Dr. Laurel Riek: Robotic systems that are carefully co-designed with clinicians and patients, and that truly understand the context of care delivery, may be helpful for reducing the workload for healthcare workers and improving patient experience. Currently, ED workers get interrupted approximately every six minutes, which has a huge negative impact on patient safety, patent experience, and healthcare worker well-being. Here, robots might fetch supplies or equipment for healthcare workers, or deliver food and blankets to patients. However, it is important that the sensing and navigation systems on such robots take patient acuity into account when performing these tasks, so as not to be an additional source of interruption or be a safety risk themselves.

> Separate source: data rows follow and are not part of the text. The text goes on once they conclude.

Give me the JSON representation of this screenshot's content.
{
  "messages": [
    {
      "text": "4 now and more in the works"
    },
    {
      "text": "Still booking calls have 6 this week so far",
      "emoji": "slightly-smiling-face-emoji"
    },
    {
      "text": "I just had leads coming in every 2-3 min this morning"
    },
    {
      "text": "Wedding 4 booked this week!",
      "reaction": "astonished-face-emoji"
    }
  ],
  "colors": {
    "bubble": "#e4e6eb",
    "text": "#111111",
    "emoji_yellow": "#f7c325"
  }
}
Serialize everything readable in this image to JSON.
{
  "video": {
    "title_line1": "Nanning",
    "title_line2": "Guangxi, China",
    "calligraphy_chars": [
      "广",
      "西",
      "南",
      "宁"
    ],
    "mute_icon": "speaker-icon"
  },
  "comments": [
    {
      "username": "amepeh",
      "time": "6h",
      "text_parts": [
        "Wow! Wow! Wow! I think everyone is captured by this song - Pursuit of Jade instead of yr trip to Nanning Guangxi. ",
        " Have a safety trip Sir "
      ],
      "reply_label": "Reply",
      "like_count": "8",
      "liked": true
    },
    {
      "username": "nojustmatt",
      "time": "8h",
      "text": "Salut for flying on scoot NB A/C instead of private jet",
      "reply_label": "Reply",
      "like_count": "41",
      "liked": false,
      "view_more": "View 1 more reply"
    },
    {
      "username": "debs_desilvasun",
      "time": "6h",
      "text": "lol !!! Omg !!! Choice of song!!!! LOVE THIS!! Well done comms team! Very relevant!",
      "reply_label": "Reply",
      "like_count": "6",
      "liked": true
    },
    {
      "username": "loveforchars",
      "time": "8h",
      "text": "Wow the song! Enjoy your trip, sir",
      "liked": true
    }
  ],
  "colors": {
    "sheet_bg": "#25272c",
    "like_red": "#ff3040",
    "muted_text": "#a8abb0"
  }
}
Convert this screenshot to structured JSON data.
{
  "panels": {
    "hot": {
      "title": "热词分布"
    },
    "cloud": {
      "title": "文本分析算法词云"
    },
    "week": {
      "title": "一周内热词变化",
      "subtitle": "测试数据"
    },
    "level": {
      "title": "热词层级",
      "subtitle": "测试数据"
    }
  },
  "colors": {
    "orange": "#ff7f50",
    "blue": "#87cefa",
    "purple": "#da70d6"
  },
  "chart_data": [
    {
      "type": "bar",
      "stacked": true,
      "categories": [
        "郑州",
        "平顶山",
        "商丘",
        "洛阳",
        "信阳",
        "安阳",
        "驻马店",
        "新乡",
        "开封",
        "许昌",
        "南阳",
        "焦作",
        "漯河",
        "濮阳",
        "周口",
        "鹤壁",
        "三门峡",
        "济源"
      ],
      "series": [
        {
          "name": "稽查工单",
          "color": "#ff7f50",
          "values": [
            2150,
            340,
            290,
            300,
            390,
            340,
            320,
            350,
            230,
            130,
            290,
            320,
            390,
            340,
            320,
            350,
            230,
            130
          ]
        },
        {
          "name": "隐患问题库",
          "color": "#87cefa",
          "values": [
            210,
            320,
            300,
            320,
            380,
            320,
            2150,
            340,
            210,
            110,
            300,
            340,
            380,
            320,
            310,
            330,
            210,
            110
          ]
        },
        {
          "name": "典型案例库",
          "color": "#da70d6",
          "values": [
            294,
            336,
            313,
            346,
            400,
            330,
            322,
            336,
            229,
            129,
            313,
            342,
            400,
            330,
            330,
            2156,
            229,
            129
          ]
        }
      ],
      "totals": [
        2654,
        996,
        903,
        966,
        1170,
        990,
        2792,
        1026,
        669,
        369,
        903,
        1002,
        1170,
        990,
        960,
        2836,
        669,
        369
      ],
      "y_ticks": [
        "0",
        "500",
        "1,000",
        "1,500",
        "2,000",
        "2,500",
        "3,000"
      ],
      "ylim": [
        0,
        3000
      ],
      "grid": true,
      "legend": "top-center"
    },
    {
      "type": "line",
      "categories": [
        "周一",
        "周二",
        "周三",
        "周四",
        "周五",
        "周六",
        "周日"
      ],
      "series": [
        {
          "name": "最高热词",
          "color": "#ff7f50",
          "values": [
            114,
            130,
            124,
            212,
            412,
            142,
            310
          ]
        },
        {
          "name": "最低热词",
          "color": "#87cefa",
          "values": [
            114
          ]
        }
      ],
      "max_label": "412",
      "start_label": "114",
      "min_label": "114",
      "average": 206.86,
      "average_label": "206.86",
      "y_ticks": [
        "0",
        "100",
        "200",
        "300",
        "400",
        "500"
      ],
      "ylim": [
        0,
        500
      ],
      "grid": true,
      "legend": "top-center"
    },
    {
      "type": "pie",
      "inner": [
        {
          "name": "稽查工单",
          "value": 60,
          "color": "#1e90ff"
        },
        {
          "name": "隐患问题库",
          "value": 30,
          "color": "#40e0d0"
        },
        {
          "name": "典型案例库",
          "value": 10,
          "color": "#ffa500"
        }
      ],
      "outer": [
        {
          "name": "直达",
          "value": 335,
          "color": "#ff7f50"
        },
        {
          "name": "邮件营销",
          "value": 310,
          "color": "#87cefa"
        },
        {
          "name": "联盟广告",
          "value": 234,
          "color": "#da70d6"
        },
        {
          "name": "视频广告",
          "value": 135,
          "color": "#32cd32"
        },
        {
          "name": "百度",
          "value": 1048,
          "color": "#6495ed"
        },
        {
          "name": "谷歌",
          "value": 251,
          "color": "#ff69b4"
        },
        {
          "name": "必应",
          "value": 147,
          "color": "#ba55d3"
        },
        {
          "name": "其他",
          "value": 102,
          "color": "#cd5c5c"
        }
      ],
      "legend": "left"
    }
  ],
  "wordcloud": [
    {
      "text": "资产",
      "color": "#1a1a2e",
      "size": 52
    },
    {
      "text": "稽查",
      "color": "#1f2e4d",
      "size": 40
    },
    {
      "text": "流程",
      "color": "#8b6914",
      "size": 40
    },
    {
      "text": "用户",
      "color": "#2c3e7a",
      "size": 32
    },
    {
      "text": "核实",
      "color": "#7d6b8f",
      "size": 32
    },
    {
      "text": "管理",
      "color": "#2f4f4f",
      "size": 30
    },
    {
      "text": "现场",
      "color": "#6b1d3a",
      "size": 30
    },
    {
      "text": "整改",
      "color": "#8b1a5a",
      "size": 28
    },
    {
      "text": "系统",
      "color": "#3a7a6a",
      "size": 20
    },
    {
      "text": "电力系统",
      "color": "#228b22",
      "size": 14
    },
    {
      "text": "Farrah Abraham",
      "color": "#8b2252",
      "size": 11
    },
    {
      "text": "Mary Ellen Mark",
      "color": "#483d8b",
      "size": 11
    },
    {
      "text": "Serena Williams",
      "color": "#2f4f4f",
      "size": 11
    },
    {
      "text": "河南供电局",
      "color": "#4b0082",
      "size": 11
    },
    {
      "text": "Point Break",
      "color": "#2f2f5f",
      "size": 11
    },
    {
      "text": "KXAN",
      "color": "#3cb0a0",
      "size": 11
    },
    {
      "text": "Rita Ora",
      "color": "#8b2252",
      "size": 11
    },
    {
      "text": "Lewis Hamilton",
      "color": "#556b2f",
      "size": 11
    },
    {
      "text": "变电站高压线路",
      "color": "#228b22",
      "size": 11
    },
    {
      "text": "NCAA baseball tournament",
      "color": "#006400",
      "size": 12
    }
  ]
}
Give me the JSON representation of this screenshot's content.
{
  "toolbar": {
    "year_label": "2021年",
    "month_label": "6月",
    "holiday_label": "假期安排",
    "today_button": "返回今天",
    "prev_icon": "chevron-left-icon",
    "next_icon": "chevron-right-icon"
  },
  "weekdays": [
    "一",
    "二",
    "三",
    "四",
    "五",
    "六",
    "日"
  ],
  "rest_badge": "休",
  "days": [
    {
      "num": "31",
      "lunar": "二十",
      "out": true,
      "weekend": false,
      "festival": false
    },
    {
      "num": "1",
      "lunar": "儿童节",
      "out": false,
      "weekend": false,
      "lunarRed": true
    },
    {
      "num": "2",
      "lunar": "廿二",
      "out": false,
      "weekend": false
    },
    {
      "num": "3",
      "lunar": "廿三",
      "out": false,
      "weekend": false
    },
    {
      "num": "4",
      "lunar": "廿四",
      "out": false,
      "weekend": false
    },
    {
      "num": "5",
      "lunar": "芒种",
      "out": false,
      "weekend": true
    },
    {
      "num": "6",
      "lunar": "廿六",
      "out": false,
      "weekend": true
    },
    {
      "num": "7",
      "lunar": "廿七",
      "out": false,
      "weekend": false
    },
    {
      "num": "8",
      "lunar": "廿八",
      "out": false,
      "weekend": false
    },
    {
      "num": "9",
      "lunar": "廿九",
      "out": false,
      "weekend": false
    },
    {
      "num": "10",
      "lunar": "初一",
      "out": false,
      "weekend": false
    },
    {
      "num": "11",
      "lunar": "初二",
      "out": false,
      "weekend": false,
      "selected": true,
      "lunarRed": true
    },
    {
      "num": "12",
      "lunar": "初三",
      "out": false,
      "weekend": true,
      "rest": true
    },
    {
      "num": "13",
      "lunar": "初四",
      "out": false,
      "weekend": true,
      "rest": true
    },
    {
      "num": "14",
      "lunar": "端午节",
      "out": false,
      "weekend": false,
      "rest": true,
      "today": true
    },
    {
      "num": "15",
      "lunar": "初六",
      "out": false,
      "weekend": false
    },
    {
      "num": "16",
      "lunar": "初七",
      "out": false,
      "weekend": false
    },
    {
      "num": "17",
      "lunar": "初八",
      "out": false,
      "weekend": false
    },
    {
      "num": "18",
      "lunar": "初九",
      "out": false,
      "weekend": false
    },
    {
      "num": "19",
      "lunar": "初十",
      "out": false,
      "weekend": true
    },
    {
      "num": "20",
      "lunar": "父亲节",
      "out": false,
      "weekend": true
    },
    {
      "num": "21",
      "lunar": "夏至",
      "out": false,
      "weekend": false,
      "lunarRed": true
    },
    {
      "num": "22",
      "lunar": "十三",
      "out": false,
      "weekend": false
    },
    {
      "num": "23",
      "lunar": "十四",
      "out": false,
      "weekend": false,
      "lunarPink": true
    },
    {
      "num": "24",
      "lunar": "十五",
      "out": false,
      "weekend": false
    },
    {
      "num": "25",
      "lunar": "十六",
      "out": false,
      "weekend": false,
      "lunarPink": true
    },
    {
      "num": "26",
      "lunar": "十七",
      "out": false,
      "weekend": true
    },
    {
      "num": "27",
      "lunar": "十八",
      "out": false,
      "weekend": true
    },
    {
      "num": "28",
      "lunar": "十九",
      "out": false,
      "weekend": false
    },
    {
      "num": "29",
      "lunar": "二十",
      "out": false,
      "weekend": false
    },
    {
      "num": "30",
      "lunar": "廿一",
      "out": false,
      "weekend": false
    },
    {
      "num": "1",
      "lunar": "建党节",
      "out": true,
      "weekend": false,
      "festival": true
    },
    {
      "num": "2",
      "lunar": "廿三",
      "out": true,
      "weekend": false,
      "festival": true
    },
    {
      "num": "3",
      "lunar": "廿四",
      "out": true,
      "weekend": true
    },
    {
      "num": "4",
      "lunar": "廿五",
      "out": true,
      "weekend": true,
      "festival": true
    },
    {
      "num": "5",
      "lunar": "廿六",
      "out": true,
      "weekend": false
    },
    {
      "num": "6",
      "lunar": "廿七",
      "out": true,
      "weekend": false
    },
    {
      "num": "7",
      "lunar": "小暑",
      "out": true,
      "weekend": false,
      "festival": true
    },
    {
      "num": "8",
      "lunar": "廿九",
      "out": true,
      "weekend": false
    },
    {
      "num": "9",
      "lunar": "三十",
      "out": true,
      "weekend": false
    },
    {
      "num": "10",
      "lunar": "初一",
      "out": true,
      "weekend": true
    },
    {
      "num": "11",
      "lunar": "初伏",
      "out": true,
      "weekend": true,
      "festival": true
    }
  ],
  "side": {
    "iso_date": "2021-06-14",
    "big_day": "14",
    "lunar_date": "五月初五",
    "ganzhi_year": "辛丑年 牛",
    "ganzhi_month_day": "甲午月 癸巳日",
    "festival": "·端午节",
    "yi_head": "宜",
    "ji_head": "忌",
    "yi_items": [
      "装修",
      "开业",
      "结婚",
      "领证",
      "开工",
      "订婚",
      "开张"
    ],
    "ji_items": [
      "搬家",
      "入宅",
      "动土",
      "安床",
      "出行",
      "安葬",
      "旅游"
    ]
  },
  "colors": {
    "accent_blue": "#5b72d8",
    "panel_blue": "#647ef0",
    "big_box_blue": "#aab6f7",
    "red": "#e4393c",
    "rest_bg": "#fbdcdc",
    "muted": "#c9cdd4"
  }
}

Our work aims to address this gap.

It is also possible that robots may be able to support patients who are feeling isolated — perhaps by connecting them with family and friends (for example, a video chat on wheels), or by giving them updates on their care (“You’ll be taken for an X-Ray in 10 minutes.”). For some populations, pet-like robots may be able to provide comfort and support when there is no healthcare worker or volunteer available.

Tech Briefs: Where have you tested this system? What has been the reaction from both patients and doctors?

Dr. Riek: To date we have tested this system in simulation, but have plans to test it within a realistic medical training center this summer. Our clinical colleagues have been very supportive in helping shape our design of the system, and are eager to test it out. We are also looking forward to working with patients and family members, as they are also important stakeholders. It is important the robots we design are accessible, understandable, and user-friendly. We are exploring this question on several tangential projects.

Tech Briefs: How had/has COVID-19 influenced your work and demonstrated its importance?

Dr. Riek: Just after the pandemic began, I had six clinical colleagues, who all work in different specialties, write me to ask if I could build them robots to support telemedicine in hospitals. We thus started several new projects which are exploring how we can use robots in this way. Here, we are focused two key ideas: 1) Addressing health equity by designing tele-medical robots that are low cost so they are more accessible to lower-resourced hospitals and clinics, and 2) Building robots that can afford a sense of touch. Here it is important both for the clinician to be able to conduct physical exams remotely, as well as for an isolated patient to feel more connected to a clinician, beyond just a face on a tablet.

This work (SafeDQN) is especially relevant as it contextualizes care delivery in the ED, which is the front line for COVID-19. Considering this context, and how to build helpful technology, will be helpful both for the current pandemic and beyond.

What do you think about the emerging role of robots in hospitals? Share your questions and comments below.